Data excerpts
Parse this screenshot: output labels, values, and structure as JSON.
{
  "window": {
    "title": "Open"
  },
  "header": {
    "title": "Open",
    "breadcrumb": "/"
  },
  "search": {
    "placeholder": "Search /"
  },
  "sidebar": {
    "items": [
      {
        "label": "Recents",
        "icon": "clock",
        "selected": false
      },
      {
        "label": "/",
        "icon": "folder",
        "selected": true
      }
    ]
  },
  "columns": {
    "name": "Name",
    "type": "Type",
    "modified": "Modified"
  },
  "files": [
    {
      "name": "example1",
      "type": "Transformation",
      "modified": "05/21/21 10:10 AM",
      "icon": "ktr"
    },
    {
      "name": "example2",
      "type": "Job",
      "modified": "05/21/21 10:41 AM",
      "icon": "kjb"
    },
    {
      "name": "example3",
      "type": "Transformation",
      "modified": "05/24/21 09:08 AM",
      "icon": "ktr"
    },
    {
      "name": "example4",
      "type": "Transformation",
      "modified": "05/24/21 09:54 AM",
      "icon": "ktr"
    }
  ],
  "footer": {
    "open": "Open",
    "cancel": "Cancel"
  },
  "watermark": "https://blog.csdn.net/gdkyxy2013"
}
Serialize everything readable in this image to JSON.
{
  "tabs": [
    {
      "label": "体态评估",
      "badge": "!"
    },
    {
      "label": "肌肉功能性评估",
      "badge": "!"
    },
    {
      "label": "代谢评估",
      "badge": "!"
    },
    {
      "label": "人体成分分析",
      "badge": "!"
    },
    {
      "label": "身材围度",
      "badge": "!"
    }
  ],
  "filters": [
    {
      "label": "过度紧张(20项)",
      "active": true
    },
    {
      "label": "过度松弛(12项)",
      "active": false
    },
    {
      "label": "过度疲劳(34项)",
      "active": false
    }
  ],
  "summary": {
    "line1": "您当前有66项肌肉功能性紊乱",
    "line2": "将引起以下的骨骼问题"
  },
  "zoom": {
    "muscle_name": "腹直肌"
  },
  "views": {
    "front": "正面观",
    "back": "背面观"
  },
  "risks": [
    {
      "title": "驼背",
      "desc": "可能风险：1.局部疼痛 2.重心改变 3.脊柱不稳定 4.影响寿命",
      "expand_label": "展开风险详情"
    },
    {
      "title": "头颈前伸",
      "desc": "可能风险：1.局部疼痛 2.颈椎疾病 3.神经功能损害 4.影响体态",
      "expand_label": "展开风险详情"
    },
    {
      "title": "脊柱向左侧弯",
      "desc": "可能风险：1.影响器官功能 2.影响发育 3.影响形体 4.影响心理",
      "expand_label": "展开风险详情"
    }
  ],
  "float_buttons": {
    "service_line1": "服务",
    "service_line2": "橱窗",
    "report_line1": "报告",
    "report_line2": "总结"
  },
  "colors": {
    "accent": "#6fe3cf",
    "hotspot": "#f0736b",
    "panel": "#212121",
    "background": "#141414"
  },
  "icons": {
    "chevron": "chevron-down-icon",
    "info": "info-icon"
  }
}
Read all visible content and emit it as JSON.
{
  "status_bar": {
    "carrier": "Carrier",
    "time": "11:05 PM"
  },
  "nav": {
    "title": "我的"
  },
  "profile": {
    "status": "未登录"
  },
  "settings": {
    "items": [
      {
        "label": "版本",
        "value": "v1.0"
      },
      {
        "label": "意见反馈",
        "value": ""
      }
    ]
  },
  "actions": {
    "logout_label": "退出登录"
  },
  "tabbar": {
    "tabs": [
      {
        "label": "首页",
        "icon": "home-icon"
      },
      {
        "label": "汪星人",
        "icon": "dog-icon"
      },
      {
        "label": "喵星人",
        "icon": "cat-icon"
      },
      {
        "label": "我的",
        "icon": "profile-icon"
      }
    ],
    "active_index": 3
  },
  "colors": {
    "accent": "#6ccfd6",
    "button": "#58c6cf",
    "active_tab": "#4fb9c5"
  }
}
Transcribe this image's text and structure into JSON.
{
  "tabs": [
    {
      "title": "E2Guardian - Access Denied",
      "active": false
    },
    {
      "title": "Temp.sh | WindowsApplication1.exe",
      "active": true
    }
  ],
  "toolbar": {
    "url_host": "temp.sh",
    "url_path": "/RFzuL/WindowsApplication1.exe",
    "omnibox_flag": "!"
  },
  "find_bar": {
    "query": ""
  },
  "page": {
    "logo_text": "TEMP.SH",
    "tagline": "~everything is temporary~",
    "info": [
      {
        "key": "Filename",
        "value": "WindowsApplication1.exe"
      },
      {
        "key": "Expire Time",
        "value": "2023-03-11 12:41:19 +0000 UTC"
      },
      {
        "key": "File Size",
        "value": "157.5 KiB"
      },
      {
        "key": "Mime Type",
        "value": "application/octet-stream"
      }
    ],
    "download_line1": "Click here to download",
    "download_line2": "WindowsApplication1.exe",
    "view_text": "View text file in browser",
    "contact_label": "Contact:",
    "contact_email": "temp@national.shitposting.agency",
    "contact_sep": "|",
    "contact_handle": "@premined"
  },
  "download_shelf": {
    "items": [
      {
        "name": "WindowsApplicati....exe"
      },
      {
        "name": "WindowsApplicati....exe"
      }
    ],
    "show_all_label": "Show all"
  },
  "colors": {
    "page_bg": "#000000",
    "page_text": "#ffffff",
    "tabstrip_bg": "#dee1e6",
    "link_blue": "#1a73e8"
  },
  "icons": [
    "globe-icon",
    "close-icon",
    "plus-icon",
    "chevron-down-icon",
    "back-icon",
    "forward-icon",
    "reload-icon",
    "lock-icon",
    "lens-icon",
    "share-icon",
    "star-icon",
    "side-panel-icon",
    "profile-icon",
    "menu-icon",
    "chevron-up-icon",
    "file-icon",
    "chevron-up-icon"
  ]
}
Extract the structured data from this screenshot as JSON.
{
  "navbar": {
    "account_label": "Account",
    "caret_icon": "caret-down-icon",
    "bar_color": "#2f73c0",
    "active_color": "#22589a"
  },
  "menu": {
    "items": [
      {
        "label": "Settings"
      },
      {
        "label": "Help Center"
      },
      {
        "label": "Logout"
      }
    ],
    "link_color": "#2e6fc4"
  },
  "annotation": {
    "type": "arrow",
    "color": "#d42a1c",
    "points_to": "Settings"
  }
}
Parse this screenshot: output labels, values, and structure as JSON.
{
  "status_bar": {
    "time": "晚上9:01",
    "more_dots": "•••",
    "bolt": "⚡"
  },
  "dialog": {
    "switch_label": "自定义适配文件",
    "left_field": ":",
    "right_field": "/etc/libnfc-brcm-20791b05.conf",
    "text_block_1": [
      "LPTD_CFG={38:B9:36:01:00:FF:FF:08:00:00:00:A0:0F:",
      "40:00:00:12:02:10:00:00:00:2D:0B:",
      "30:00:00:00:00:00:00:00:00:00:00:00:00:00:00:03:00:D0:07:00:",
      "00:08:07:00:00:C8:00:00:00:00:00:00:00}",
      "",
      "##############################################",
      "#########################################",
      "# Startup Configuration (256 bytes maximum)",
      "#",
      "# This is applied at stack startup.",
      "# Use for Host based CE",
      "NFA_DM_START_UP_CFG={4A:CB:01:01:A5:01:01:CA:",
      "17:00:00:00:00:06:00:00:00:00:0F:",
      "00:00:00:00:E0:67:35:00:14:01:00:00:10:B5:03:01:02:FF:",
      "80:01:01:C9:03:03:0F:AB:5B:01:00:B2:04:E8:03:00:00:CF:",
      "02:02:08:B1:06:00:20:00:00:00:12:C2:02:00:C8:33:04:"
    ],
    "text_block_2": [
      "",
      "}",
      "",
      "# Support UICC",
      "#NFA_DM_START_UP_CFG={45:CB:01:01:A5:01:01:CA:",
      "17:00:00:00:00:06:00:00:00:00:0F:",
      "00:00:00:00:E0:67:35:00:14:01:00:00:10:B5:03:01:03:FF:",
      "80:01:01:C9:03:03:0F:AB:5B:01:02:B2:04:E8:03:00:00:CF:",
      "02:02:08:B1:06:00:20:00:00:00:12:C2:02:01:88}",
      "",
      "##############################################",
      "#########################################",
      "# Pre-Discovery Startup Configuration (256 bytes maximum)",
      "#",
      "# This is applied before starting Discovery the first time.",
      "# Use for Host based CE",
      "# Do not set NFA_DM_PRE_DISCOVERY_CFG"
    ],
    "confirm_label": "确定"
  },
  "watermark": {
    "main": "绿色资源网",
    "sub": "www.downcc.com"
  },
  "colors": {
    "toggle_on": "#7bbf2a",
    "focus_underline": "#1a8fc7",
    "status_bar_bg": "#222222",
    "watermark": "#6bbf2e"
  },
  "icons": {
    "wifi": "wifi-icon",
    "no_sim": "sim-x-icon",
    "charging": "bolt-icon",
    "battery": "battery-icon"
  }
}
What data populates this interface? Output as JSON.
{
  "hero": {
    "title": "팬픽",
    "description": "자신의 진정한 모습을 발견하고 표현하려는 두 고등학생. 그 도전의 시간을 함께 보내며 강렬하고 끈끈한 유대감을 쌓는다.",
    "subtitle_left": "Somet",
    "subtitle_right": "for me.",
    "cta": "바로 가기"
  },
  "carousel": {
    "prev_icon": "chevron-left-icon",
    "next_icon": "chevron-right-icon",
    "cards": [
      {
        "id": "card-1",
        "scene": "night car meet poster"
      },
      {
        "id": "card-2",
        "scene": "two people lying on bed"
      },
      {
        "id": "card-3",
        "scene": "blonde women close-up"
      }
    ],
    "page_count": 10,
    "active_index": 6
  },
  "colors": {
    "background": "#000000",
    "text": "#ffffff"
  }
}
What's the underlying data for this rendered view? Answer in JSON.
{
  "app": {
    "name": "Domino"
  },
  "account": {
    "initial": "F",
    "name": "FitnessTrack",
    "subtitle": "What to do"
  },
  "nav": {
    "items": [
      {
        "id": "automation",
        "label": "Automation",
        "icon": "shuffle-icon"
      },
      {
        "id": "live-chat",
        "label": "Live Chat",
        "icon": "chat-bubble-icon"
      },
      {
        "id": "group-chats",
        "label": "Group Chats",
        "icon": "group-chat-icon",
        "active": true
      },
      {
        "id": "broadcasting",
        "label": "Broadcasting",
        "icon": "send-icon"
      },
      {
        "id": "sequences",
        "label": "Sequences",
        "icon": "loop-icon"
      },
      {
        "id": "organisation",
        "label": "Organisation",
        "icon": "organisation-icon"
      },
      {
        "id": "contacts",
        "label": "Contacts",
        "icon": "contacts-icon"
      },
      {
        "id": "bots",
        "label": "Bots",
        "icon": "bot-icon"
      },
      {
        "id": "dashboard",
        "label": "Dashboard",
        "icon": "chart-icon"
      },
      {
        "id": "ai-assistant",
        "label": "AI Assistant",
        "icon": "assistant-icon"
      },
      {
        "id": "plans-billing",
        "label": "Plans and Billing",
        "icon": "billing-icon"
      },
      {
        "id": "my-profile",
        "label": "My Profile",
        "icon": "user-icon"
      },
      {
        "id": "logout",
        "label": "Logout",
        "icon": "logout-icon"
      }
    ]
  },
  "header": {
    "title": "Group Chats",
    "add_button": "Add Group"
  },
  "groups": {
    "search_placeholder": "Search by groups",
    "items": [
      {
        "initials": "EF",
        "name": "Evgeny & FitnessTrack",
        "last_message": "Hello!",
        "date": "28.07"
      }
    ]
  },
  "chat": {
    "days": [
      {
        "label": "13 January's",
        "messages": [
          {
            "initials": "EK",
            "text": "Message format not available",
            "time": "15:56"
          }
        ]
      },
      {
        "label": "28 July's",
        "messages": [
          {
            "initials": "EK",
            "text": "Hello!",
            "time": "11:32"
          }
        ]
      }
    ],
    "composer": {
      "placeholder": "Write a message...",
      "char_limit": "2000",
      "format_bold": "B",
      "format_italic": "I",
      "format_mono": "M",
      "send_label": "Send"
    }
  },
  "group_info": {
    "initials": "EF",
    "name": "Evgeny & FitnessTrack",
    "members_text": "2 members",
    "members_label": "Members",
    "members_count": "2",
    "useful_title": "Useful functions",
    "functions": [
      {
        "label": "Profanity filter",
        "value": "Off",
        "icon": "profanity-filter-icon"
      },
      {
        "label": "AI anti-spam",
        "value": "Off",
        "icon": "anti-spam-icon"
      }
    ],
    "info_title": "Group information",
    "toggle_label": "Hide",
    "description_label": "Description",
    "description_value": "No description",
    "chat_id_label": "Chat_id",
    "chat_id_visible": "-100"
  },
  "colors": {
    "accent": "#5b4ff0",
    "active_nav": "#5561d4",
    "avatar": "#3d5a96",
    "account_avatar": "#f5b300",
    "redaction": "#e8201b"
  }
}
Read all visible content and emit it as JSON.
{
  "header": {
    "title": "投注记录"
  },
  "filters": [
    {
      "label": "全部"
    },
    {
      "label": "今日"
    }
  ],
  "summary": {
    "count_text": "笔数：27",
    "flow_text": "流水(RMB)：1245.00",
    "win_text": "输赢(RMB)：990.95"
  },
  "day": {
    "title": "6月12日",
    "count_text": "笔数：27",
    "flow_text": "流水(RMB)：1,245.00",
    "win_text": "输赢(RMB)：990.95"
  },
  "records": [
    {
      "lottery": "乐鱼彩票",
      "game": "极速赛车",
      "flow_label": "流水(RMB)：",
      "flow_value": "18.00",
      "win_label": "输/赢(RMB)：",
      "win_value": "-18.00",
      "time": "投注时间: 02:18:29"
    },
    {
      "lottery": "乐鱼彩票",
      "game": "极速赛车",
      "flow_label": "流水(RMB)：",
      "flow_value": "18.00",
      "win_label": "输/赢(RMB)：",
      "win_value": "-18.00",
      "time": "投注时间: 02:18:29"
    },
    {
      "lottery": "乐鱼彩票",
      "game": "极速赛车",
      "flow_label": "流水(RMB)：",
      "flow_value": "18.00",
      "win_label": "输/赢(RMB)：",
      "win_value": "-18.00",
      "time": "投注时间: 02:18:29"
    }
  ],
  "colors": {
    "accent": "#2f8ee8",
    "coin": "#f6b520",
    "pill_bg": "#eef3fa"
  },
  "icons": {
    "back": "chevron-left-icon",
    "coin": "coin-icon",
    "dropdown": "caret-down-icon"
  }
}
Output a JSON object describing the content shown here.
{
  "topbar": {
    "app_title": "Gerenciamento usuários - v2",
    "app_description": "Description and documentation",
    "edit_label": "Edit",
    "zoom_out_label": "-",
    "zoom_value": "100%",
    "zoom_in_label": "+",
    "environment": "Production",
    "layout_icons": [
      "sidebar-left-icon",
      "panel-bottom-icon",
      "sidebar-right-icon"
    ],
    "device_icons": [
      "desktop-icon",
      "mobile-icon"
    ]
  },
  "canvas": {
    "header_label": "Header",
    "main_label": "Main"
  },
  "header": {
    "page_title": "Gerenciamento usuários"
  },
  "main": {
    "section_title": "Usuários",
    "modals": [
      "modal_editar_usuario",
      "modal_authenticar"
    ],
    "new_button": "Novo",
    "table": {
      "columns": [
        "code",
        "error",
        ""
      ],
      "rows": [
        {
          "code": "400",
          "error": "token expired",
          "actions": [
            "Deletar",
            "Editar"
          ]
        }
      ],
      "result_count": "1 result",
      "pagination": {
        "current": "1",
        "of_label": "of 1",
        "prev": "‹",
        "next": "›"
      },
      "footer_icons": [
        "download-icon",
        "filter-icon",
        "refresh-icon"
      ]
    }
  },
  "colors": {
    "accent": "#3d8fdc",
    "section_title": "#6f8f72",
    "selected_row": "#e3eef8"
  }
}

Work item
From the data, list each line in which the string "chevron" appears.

Solution for this problem
    "chevron": "chevron-down-icon",
    "chevron-down-icon",
    "chevron-up-icon",
    "chevron-up-icon"
    "prev_icon": "chevron-left-icon",
    "next_icon": "chevron-right-icon",
    "back": "chevron-left-icon",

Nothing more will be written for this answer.